[Excerpts from an interface dataset]
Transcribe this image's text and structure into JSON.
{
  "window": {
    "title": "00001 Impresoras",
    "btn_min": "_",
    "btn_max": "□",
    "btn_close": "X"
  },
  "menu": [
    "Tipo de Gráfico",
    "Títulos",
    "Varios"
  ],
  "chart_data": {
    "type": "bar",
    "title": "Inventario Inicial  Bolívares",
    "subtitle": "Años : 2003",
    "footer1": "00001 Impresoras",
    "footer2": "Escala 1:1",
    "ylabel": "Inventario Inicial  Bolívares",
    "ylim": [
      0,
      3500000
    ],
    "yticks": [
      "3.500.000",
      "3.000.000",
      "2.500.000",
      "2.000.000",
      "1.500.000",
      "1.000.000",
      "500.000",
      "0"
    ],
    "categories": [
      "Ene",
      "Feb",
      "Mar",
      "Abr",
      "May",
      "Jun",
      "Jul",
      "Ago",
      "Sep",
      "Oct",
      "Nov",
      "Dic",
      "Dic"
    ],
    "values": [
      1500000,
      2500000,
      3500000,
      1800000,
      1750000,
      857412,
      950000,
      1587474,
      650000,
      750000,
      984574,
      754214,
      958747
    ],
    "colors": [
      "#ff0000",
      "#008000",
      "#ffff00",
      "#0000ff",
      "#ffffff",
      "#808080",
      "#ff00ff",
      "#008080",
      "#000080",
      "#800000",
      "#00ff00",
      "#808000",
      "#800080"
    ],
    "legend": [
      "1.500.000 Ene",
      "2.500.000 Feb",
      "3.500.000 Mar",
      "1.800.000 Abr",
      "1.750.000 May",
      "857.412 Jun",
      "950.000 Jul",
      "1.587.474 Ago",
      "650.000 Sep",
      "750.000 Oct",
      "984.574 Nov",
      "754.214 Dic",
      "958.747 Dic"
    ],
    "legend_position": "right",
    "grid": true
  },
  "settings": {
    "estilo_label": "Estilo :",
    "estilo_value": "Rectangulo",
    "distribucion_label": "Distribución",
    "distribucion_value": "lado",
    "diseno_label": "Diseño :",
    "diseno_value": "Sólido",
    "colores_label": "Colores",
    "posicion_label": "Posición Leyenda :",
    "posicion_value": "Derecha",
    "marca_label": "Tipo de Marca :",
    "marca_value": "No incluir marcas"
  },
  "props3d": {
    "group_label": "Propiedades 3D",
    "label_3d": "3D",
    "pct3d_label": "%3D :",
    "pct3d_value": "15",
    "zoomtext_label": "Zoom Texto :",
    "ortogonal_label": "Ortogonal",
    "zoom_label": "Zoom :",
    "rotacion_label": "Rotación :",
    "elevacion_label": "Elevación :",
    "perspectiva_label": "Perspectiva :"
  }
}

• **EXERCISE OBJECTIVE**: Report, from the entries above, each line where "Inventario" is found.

• **SOLVED PROBLEM**:
    "title": "Inventario Inicial  Bolívares",
    "ylabel": "Inventario Inicial  Bolívares",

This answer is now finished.